▶ _EXERCISE MATERIAL_:
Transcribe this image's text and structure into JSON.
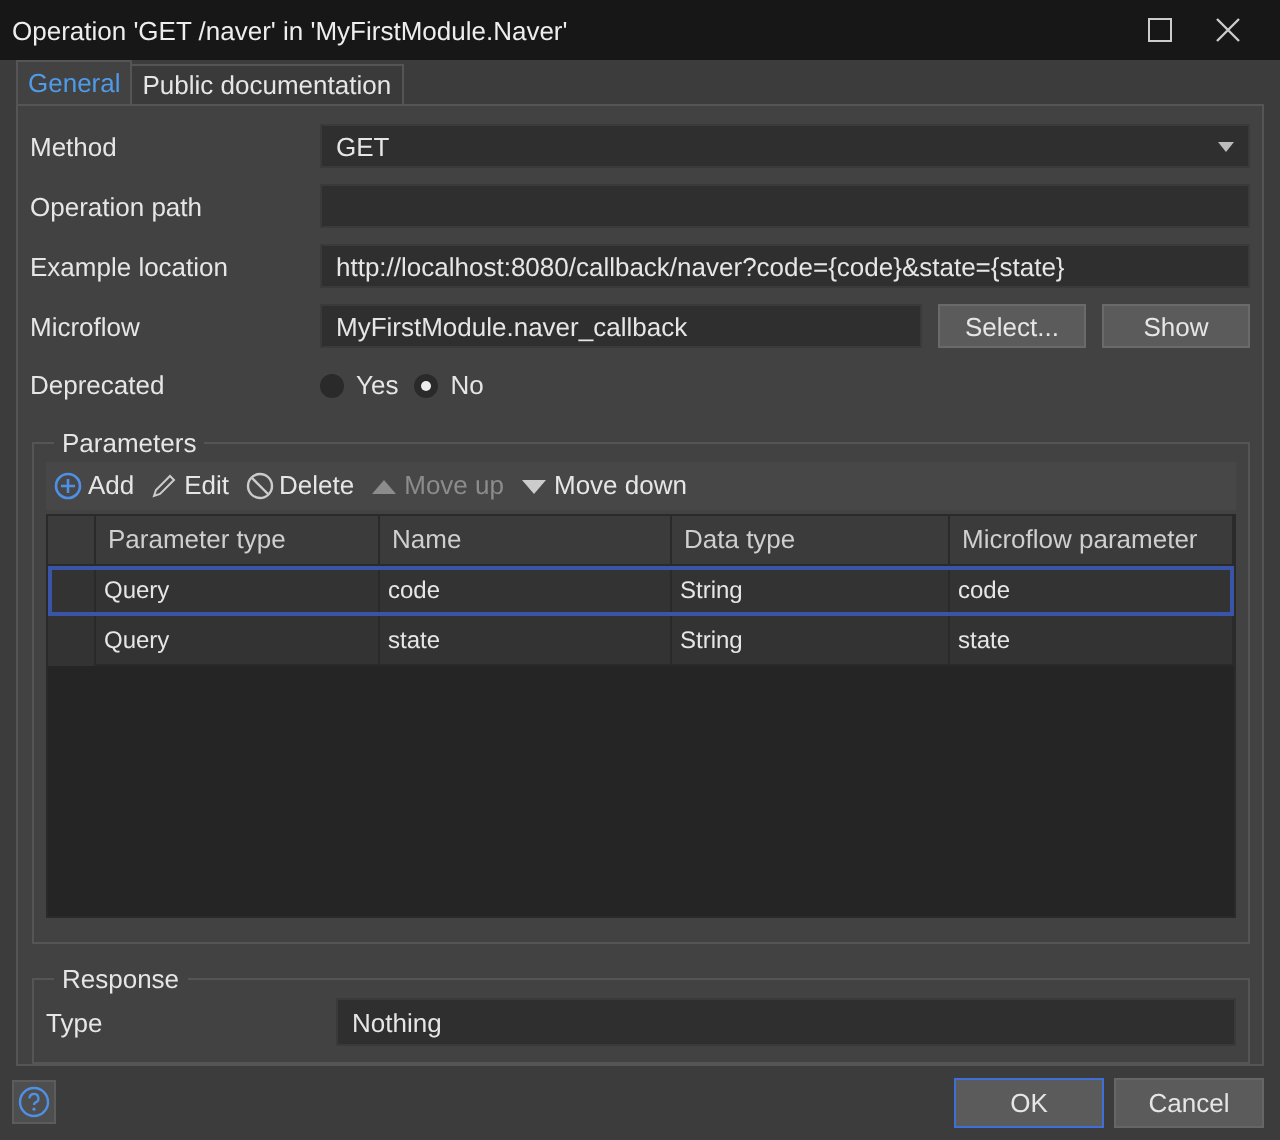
{
  "window": {
    "title": "Operation 'GET /naver' in 'MyFirstModule.Naver'"
  },
  "tabs": [
    {
      "label": "General",
      "selected": true
    },
    {
      "label": "Public documentation",
      "selected": false
    }
  ],
  "fields": [
    {
      "kind": "dropdown",
      "label": "Method",
      "value": "GET"
    },
    {
      "kind": "text",
      "label": "Operation path"
    },
    {
      "kind": "text",
      "label": "Example location",
      "value": "http://localhost:8080/callback/naver?code={code}&state={state}"
    },
    {
      "kind": "picker",
      "label": "Microflow",
      "value": "MyFirstModule.naver_callback",
      "buttons": [
        "Select...",
        "Show"
      ]
    },
    {
      "kind": "radio",
      "label": "Deprecated",
      "options": [
        {
          "label": "Yes",
          "selected": false
        },
        {
          "label": "No",
          "selected": true
        }
      ]
    }
  ],
  "parameters": {
    "title": "Parameters",
    "toolbar": [
      {
        "label": "Add",
        "disabled": false
      },
      {
        "label": "Edit",
        "disabled": false
      },
      {
        "label": "Delete",
        "disabled": false
      },
      {
        "label": "Move up",
        "disabled": true
      },
      {
        "label": "Move down",
        "disabled": false
      }
    ],
    "columns": [
      "Parameter type",
      "Name",
      "Data type",
      "Microflow parameter"
    ],
    "rows": [
      {
        "cells": [
          "Query",
          "code",
          "String",
          "code"
        ],
        "selected": true
      },
      {
        "cells": [
          "Query",
          "state",
          "String",
          "state"
        ],
        "selected": false
      }
    ]
  },
  "response": {
    "title": "Response",
    "label": "Type",
    "value": "Nothing"
  },
  "footer": {
    "buttons": [
      {
        "label": "OK",
        "default": true
      },
      {
        "label": "Cancel",
        "default": false
      }
    ]
  }
}
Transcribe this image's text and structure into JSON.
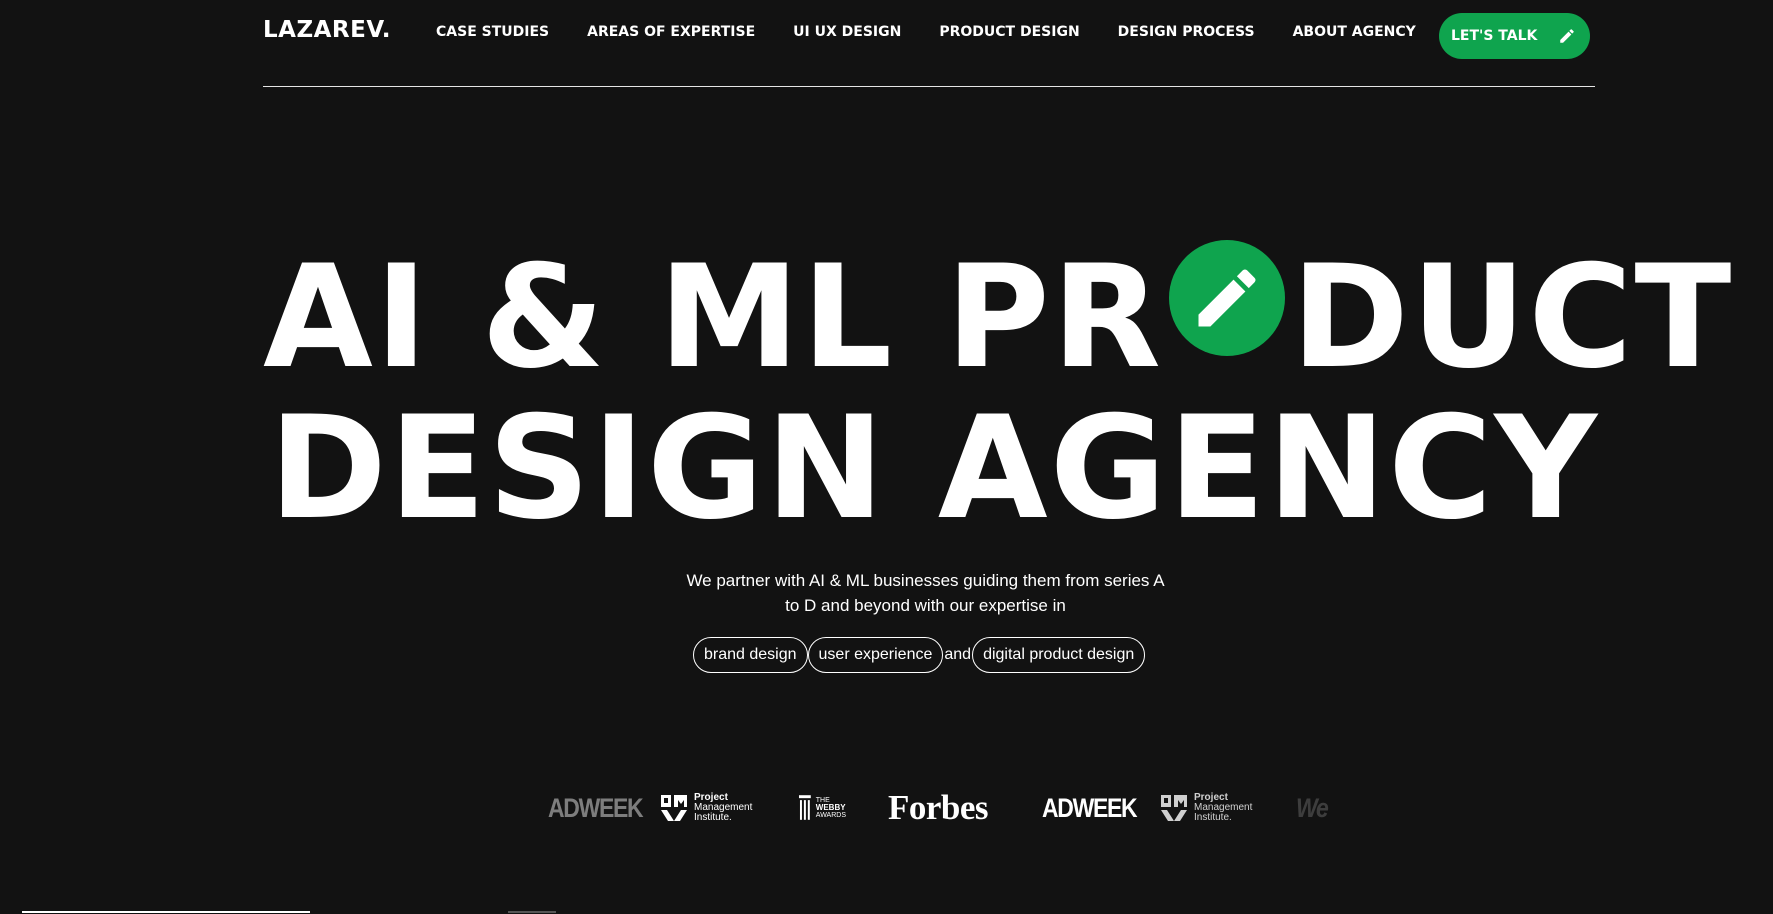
{
  "header": {
    "logo": "LAZAREV.",
    "nav": [
      {
        "label": "CASE STUDIES"
      },
      {
        "label": "AREAS OF EXPERTISE"
      },
      {
        "label": "UI UX DESIGN"
      },
      {
        "label": "PRODUCT DESIGN"
      },
      {
        "label": "DESIGN PROCESS"
      },
      {
        "label": "ABOUT AGENCY"
      }
    ],
    "cta_label": "LET'S TALK",
    "cta_icon": "pencil-icon"
  },
  "hero": {
    "line1_a": "AI & ML PR",
    "line1_b": "DUCT",
    "line2": "DESIGN AGENCY",
    "badge_icon": "pencil-icon",
    "description": "We partner with AI & ML businesses guiding them from series A to D and beyond with our expertise in",
    "tags": [
      "brand design",
      "user experience",
      "digital product design"
    ],
    "and_text": "and"
  },
  "logos": {
    "adweek": "ADWEEK",
    "pmi_line1": "Project",
    "pmi_line2": "Management",
    "pmi_line3": "Institute.",
    "webby_line1": "THE",
    "webby_line2": "WEBBY",
    "webby_line3": "AWARDS",
    "forbes": "Forbes",
    "partial": "We"
  },
  "colors": {
    "background": "#121212",
    "accent": "#0fa44e",
    "text": "#ffffff"
  }
}
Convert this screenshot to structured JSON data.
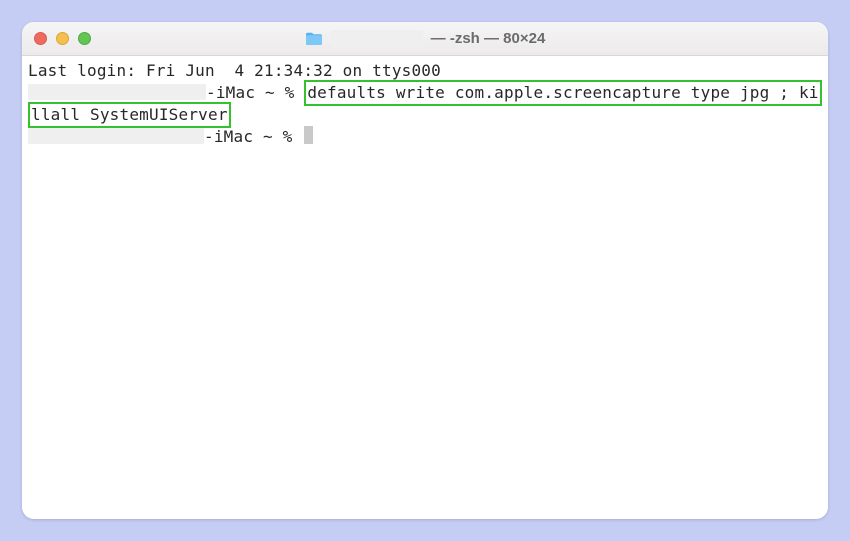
{
  "titlebar": {
    "title_suffix": "— -zsh — 80×24"
  },
  "terminal": {
    "last_login": "Last login: Fri Jun  4 21:34:32 on ttys000",
    "prompt1_host": "-iMac ~ % ",
    "cmd_part1": "defaults write com.apple.screencapture type jpg ; ki",
    "cmd_part2": "llall SystemUIServer",
    "prompt2_host": "-iMac ~ % "
  }
}
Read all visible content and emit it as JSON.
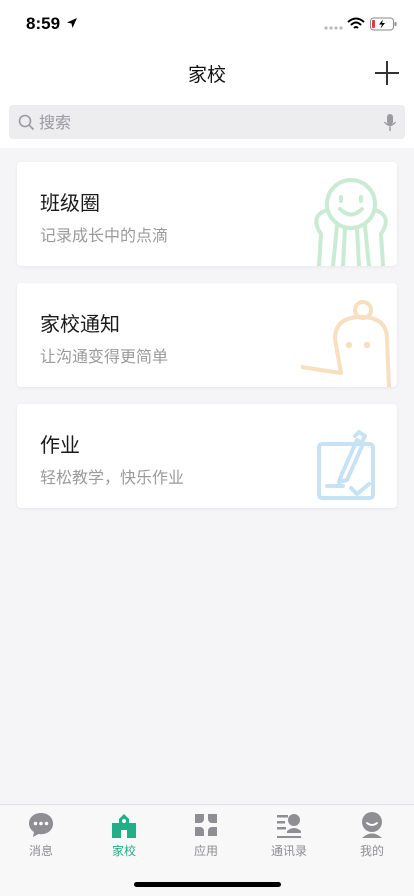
{
  "status_bar": {
    "time": "8:59"
  },
  "nav": {
    "title": "家校",
    "add_icon": "plus-icon"
  },
  "search": {
    "placeholder": "搜索",
    "search_icon": "search-icon",
    "mic_icon": "microphone-icon"
  },
  "cards": [
    {
      "title": "班级圈",
      "subtitle": "记录成长中的点滴",
      "accent": "#c9ebd4",
      "icon": "people-icon"
    },
    {
      "title": "家校通知",
      "subtitle": "让沟通变得更简单",
      "accent": "#f7dfbf",
      "icon": "bell-icon"
    },
    {
      "title": "作业",
      "subtitle": "轻松教学，快乐作业",
      "accent": "#c6e2f4",
      "icon": "homework-icon"
    }
  ],
  "tabs": [
    {
      "label": "消息",
      "icon": "chat-bubble-icon"
    },
    {
      "label": "家校",
      "icon": "school-icon",
      "active": true
    },
    {
      "label": "应用",
      "icon": "apps-grid-icon"
    },
    {
      "label": "通讯录",
      "icon": "contacts-icon"
    },
    {
      "label": "我的",
      "icon": "profile-icon"
    }
  ],
  "colors": {
    "active_tab": "#1fb088",
    "inactive_tab": "#8e8e93",
    "battery_low": "#e53935"
  }
}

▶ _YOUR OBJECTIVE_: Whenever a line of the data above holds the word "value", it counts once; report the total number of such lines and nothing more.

▶ _YOUR RESPONSE_: 4